== Assignment ==
Needed from the data below: all lines that contain the word "Warmers".

== Input material ==
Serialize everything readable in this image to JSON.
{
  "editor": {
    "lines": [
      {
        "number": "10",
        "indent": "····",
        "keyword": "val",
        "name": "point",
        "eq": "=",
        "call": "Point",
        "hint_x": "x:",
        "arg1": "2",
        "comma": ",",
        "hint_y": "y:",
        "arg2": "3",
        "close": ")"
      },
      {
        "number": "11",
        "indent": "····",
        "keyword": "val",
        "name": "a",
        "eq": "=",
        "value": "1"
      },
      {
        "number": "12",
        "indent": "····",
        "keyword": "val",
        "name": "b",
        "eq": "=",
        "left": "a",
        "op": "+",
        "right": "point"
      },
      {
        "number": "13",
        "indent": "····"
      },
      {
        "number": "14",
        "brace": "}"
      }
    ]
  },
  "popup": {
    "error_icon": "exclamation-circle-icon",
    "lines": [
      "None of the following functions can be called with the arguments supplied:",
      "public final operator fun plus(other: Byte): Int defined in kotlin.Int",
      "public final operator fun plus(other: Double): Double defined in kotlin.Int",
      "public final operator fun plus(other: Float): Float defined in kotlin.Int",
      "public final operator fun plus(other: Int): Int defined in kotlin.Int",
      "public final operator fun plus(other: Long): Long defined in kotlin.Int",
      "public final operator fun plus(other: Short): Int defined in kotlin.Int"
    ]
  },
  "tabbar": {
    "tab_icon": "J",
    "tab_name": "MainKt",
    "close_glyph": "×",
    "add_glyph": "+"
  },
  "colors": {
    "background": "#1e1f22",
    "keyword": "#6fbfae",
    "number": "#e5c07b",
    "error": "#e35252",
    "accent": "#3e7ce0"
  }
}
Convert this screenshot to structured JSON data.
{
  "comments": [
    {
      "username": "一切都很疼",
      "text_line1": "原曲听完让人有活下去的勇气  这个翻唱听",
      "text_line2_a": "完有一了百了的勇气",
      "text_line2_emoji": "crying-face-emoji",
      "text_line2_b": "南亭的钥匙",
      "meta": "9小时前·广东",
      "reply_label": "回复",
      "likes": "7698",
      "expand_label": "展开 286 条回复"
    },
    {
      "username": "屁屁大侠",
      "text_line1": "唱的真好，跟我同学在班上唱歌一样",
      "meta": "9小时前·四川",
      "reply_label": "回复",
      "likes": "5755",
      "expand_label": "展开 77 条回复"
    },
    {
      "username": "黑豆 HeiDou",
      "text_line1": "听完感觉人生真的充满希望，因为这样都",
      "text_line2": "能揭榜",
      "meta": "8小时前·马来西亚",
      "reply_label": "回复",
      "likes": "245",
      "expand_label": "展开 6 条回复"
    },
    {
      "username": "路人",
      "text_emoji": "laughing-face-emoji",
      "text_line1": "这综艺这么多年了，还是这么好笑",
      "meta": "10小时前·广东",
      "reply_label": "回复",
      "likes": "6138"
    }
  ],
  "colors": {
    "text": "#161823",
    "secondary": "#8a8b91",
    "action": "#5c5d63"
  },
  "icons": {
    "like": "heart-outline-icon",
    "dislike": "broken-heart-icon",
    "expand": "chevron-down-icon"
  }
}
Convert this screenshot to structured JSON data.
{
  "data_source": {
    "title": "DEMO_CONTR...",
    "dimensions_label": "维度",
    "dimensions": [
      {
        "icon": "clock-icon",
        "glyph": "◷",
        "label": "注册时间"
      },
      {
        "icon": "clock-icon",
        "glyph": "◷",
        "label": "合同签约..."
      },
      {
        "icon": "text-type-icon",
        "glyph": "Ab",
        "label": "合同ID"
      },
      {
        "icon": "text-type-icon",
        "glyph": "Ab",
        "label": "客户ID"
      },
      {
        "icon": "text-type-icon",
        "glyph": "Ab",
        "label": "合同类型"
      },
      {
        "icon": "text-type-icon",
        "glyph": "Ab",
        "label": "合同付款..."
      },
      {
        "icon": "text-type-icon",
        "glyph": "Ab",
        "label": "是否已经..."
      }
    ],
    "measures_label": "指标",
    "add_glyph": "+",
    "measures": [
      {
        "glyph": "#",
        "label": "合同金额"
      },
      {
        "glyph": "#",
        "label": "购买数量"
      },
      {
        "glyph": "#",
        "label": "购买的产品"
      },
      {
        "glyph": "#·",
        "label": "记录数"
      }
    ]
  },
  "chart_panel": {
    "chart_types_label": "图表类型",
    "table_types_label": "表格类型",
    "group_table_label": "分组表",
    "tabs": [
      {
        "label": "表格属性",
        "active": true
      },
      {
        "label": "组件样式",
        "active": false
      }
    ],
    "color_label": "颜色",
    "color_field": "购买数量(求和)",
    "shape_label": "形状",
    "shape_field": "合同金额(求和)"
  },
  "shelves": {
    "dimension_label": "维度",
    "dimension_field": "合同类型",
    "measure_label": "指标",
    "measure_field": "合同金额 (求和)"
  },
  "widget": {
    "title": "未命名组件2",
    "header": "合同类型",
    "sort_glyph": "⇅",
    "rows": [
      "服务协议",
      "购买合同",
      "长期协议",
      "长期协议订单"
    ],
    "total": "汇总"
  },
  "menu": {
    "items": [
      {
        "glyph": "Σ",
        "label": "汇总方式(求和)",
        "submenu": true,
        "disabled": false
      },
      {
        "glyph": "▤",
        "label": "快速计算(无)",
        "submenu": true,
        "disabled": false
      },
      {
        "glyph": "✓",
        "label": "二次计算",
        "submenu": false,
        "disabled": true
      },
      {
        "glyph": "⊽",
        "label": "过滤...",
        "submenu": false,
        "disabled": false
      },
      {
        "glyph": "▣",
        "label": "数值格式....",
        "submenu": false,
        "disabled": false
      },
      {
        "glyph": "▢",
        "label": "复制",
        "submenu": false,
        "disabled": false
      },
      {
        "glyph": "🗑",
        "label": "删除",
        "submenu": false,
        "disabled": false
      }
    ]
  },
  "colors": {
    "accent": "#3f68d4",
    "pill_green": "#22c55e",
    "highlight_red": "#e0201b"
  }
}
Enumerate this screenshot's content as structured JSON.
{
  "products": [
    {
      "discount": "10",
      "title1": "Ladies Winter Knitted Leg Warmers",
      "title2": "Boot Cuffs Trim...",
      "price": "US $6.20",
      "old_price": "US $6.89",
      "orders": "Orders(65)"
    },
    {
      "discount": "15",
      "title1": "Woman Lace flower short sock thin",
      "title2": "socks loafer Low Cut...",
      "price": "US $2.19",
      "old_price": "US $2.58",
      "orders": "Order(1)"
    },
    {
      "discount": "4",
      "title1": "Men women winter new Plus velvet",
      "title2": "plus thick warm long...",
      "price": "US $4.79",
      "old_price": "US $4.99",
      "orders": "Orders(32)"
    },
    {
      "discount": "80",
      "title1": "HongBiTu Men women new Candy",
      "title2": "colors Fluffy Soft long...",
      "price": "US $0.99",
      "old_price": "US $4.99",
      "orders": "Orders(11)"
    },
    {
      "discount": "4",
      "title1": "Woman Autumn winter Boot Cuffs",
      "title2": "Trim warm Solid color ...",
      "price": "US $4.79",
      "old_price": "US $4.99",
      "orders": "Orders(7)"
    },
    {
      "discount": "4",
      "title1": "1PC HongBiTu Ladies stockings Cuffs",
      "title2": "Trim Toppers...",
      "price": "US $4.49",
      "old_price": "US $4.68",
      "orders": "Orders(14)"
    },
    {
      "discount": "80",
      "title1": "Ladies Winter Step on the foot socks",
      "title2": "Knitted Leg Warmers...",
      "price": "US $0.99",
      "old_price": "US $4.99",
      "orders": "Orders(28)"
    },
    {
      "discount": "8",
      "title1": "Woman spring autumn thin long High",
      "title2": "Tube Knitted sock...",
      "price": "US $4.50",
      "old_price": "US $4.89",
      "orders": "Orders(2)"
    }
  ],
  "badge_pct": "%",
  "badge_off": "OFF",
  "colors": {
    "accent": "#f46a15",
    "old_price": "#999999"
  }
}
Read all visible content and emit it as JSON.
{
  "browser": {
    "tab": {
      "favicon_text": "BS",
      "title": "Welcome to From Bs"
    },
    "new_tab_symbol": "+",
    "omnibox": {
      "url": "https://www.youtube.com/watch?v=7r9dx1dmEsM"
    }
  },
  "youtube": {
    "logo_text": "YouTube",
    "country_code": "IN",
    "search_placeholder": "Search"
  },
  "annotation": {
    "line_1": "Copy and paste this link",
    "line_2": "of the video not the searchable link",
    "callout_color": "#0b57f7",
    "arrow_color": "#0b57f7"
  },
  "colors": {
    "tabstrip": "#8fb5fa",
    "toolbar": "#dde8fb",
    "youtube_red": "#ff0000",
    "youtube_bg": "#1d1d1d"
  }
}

== Response for this exercise ==
      "title1": "Ladies Winter Knitted Leg Warmers",
      "title2": "Knitted Leg Warmers...",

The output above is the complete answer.